On the morning of May 6, Prof. Brian MacWhinney, a well-known cognitivepsychologist, presented a keynote speech named “Biological (?) Limits onSuccess in Second Language Learning” at the 2017 International PhD Forum onLinguistics and Applied Linguistics organized by the Center for Linguistics and Applied Linguistcs, Guangdong University of Foreign Studies. The speech was chaired by Prof. Dong Yanping, director of the Bilingual Cognition andDevelopment Lab.
Tos tart with, Prof. MacWhinney pointed out that the mechanism of critical periodsin language learning was among the 125 big research questions listed by the Sciencemagazine. Addictionally, many SLA researchers had accepted the critical periodhypothesis (CPH). The CPH therefore seemed to be an obvious fact. Nevertheless,Prof. MacWhinney contended that the hypothesis was still open to discussionsfor the following findings: 1) some adults could still acquire L2 fully; 2)there was no sharp drop-off in the language learning curve; 3) children couldcompletely lose their L1; 4) adults could maintain their L1 without using it.Perhaps the most challenging counterpoint was that the mechanism for CPH wasstill elusive. Theoretically speaking, the question of CPH had been addressedfrom the perspectives of Chomsky’s UG, Lenneberg’s theory of lateralization andmyelination, Pinker’s metabolic decline theory, Ullman’s proposition about lossof automaticity and others. Prof. MacWhinney illustrated problems with thesetheories in accounting for CPH one by one. To solve these problems, hedeveloped the Unified Competition Model (UCM), a dynamic system theoryfeaturing Darwinism, hierarchical structure and timeframes. According to theUCM, there were risks and supports during the courses of L1 and L2 acquisition.He then elaborated on the four risk processes of entrenchment, transfer,overanalysis, isolation and their corresponding support processes -- resonance,decoupling, proceduralization and participation. Considering these risks andprotective factors, he concluded that L2 learning relied on the same processesas L1 learning with a different configuration. Therefore, the AoA (age ofarrival) effect was dynamic and emergent in nature. Some language levels likearticulation were more sensitive to the influence of age, whereas other levelslike syntax and lexicon were unconstrained by the limits of age.

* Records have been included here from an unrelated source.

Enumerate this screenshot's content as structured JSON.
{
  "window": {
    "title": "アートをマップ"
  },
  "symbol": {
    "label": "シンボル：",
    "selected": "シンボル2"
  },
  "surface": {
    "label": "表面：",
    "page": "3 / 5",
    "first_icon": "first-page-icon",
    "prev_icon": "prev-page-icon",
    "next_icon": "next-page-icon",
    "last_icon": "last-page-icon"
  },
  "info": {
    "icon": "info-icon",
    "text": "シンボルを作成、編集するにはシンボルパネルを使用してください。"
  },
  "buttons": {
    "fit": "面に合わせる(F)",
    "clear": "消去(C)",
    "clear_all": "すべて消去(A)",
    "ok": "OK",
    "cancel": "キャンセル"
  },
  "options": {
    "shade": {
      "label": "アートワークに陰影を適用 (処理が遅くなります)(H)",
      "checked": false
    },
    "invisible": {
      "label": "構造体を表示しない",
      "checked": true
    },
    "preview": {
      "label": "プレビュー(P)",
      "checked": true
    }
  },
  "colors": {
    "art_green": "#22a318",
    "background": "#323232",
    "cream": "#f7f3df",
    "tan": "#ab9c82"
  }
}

Thetalk was enlightening and filled with Prof. MacWhinney’s insightful and humorousremarks. After the talk, he answered questions from the audience.